Which came first? The chicken or the egg? OK… we’re not going to answer that question for the ages today. In fact, we’re going to ignore the chicken altogether and focus on the egg.

Sometimes, on hot summer days, the rays of the sun beat down with such force that it seems hard to breathe. If you’ve ever walked home from the local swimming pool on an afternoon during a heat wave, you’ve probably noticed that the sidewalk soaks up the heat and feels like it might fry your feet.

You might also hear people say, “It’s so hot outside that you could fry an egg on the sidewalk!” Is that true? Could you really turn your sidewalk into a frying pan?

Children and adults have put this idea to the test for decades. Some people are so fascinated by the idea that they have annual contests. For example, the city of Oatman, Arizona, has a Solar Egg Frying Contest every 4th of July.

Unfortunately, very few people have successfully cooked an egg on a sidewalk without some extra help. The next time a heat wave hits your area, grab an egg and get cracking. There’s nothing like testing out an idea firsthand.

According to the American Egg Board, eggs need to be heated to a temperature between 144° F and 158° F to be cooked. That’s why sidewalks don’t make such great frying pans.

Although sidewalks get plenty hot during a heat wave, they don’t usually get above 140° F. They also conduct heat poorly. That means they soak up the heat, but they don’t distribute it efficiently to other things, such as eggs.

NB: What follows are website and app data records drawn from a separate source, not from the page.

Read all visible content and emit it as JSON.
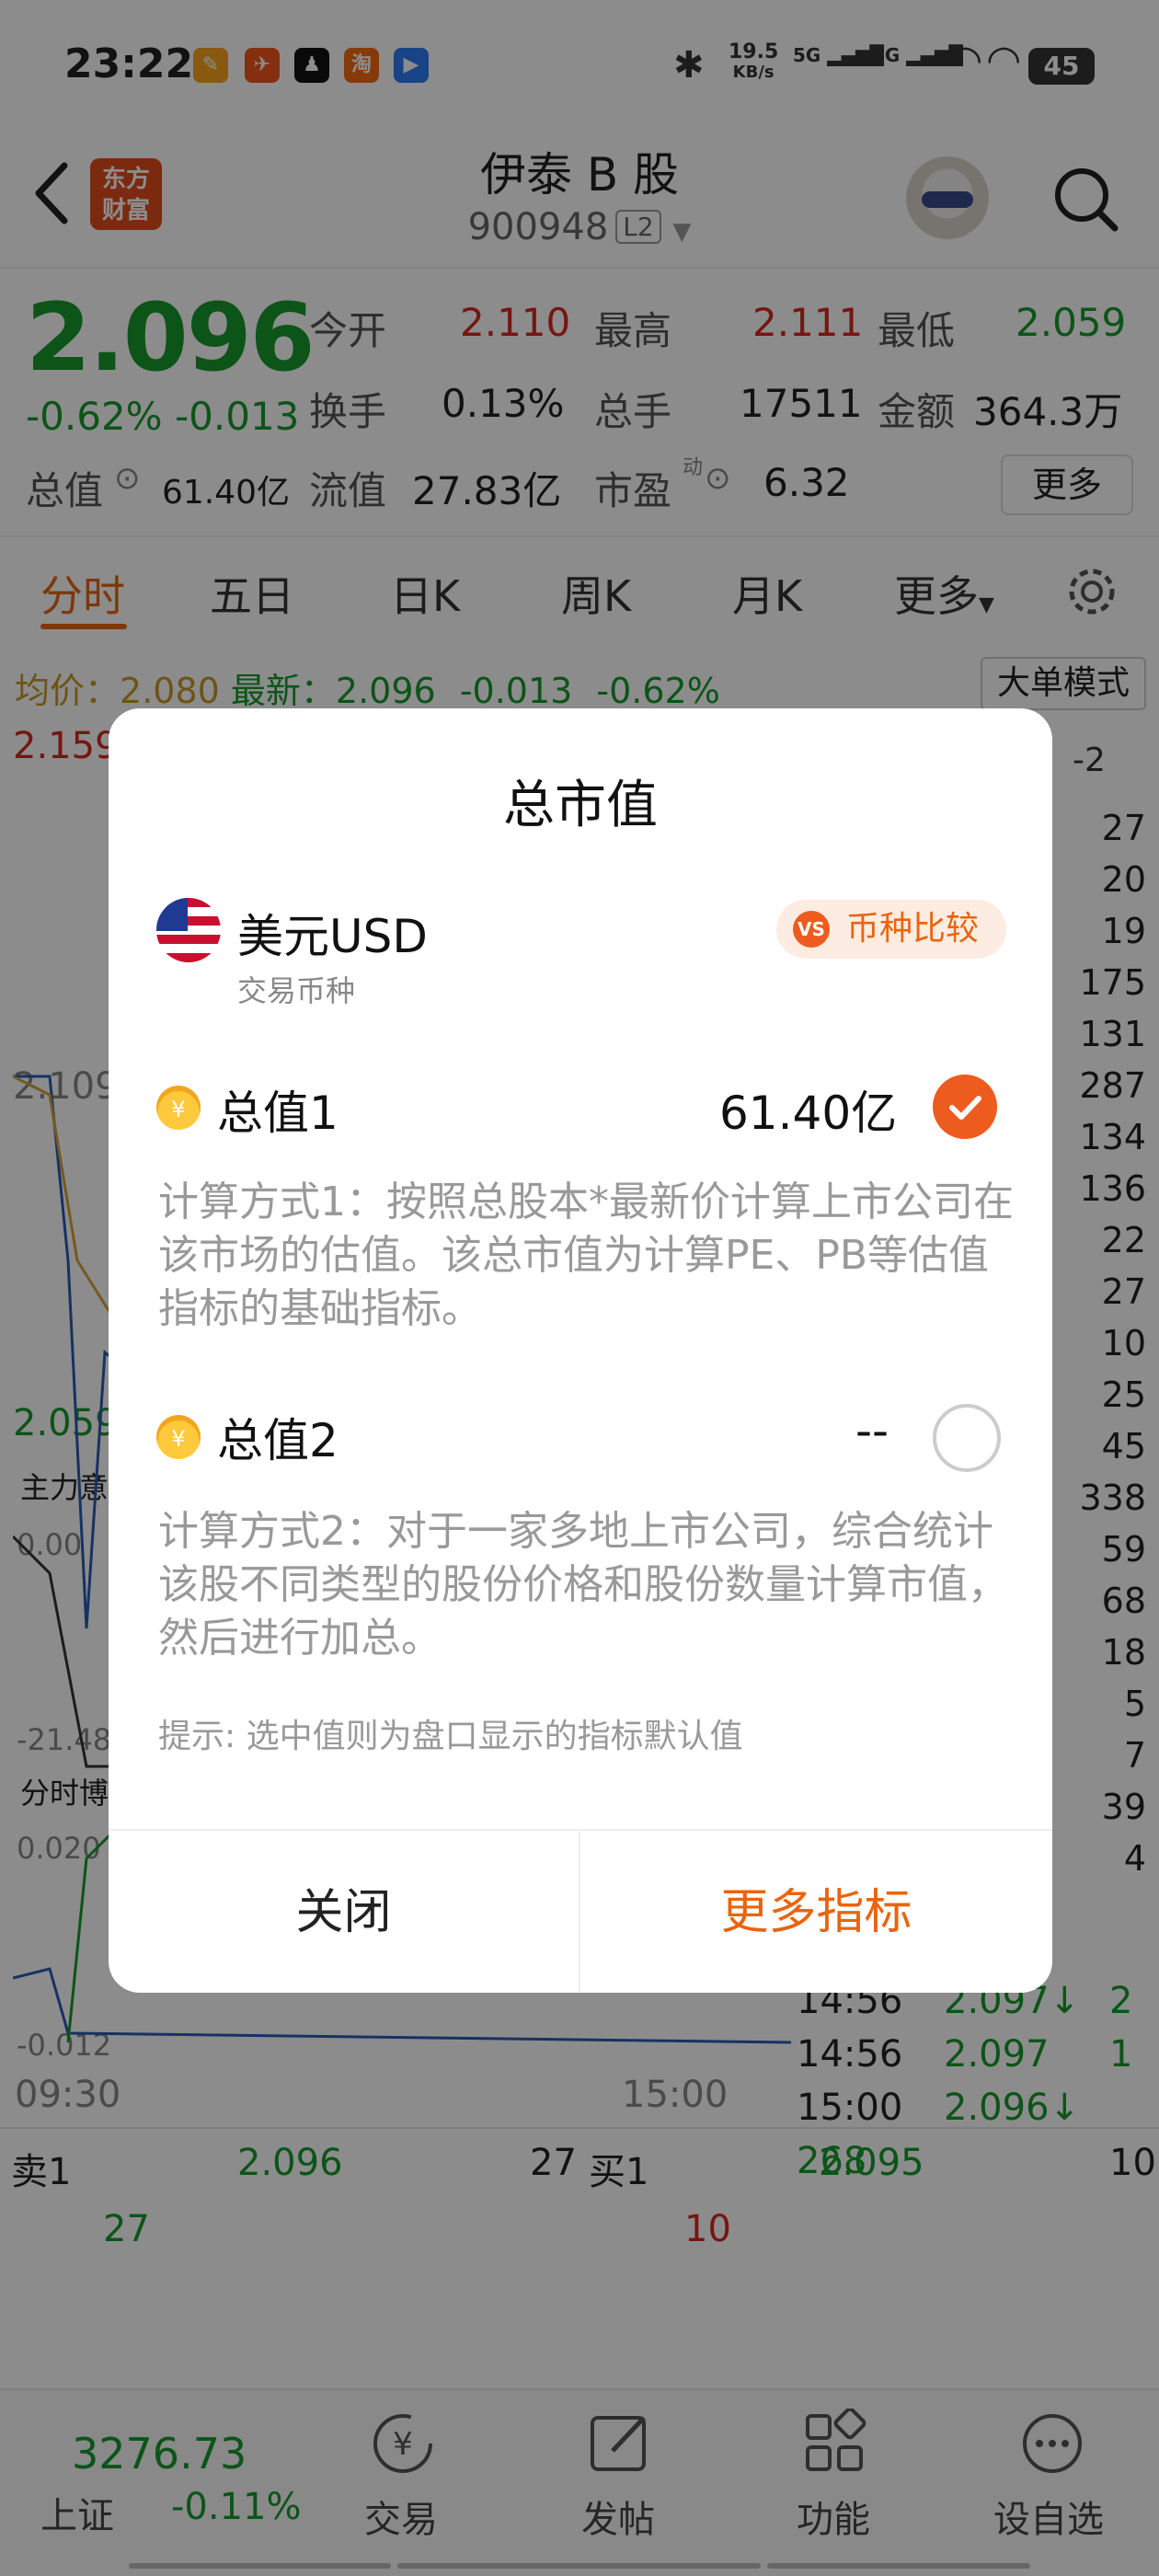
{
  "status_bar": {
    "time": "23:22",
    "net_speed_top": "19.5",
    "net_speed_unit": "KB/s",
    "sig1": "5G",
    "sig2": "5G",
    "battery": "45",
    "apps": [
      "小红书",
      "抖音",
      "企",
      "淘",
      "小程序"
    ]
  },
  "header": {
    "title": "伊泰 B 股",
    "code": "900948",
    "level_badge": "L2",
    "logo_line1": "东方",
    "logo_line2": "财富"
  },
  "quote": {
    "price": "2.096",
    "change_pct": "-0.62%",
    "change": "-0.013",
    "open_label": "今开",
    "open": "2.110",
    "high_label": "最高",
    "high": "2.111",
    "low_label": "最低",
    "low": "2.059",
    "turnover_label": "换手",
    "turnover": "0.13%",
    "volume_label": "总手",
    "volume": "17511",
    "amount_label": "金额",
    "amount": "364.3万",
    "mktcap_label": "总值",
    "mktcap": "61.40亿",
    "float_label": "流值",
    "float": "27.83亿",
    "pe_label": "市盈",
    "pe_sup": "动",
    "pe": "6.32",
    "more_label": "更多"
  },
  "tabs": [
    {
      "label": "分时",
      "active": true
    },
    {
      "label": "五日"
    },
    {
      "label": "日K"
    },
    {
      "label": "周K"
    },
    {
      "label": "月K"
    },
    {
      "label": "更多"
    }
  ],
  "chart_info": {
    "avg_label": "均价：",
    "avg": "2.080",
    "latest_label": "最新：",
    "latest": "2.096",
    "latest_chg": "-0.013",
    "latest_pct": "-0.62%",
    "mode_label": "大单模式",
    "y_top": "2.159",
    "y_mid": "2.109",
    "y_low": "2.059",
    "flow_label": "主力意愿",
    "flow_top": "0.00",
    "flow_low": "-21.48",
    "game_label": "分时博弈",
    "game_top": "0.020",
    "game_low": "-0.012",
    "time_start": "09:30",
    "time_end": "15:00"
  },
  "order_book": {
    "sell_label": "卖1",
    "sell_price": "2.096",
    "sell_qty": "27",
    "sell_qty2": "27",
    "buy_label": "买1",
    "buy_price": "2.095",
    "buy_qty": "10",
    "buy_qty2": "10"
  },
  "ticks": [
    {
      "time": "14:56",
      "price": "2.097↓",
      "qty": "2"
    },
    {
      "time": "14:56",
      "price": "2.097",
      "qty": "1"
    },
    {
      "time": "15:00",
      "price": "2.096↓",
      "qty": "268"
    }
  ],
  "side_vols": [
    "27",
    "20",
    "19",
    "175",
    "131",
    "287",
    "134",
    "136",
    "22",
    "27",
    "10",
    "25",
    "45",
    "338",
    "59",
    "68",
    "18",
    "5",
    "7",
    "39",
    "4"
  ],
  "bottom_nav": {
    "index_value": "3276.73",
    "index_name": "上证",
    "index_chg": "-0.11%",
    "items": [
      "交易",
      "发帖",
      "功能",
      "设自选"
    ]
  },
  "dialog": {
    "title": "总市值",
    "currency": "美元USD",
    "currency_sub": "交易币种",
    "compare_label": "币种比较",
    "compare_badge": "VS",
    "option1_label": "总值1",
    "option1_value": "61.40亿",
    "option1_desc": "计算方式1：按照总股本*最新价计算上市公司在该市场的估值。该总市值为计算PE、PB等估值指标的基础指标。",
    "option2_label": "总值2",
    "option2_value": "--",
    "option2_desc": "计算方式2：对于一家多地上市公司，综合统计该股不同类型的股份价格和股份数量计算市值，然后进行加总。",
    "tip": "提示: 选中值则为盘口显示的指标默认值",
    "close_label": "关闭",
    "more_label": "更多指标",
    "coin_symbol": "¥"
  },
  "colors": {
    "accent": "#e8650f",
    "up": "#d6281f",
    "down": "#169a2c"
  }
}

When you crack an egg on a hot sidewalk, the egg will cool the sidewalk slightly. Without another heat source present, the sidewalk is unlikely to cook the egg much, if at all.

If you really want to fry an egg outside on a hot day, you might have better luck with the hood of a car. Metal conducts heat better and gets much hotter. However, we wouldn’t recommend turning someone’s car into a frying pan for an egg!

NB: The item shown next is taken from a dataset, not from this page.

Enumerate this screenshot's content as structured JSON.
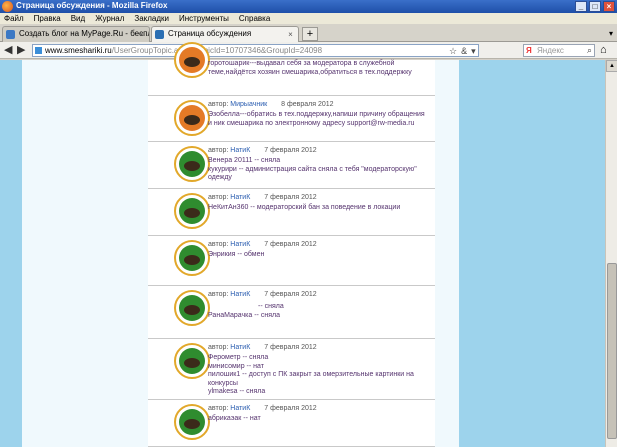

You could also try the sidewalk… but with a little help. Using an aluminum frying pan or some aluminum foil will help conduct the heat from the sidewalk to the egg.

Unfortunately, you’ll also likely need to use something else, such as a mirror or a magnifying glass, to intensify the sun’s rays to get your egg fully cooked. In case you’re wondering, the judges of the Solar Egg Frying Contest in Oatman, Arizona, do allow contestants to use extra help like these options.

If you do manage to cook an egg on the sidewalk, don’t eat it! You don’t want sidewalk germs or an egg with sidewalk dirt in it. Feel free to experiment in the name of science, but do all your real cooking in the kitchen!


Wonder What's Next?

Lace up your hiking boots! Tomorrow, Wonderopolis hits the trail for a long hike. A really, really long hike!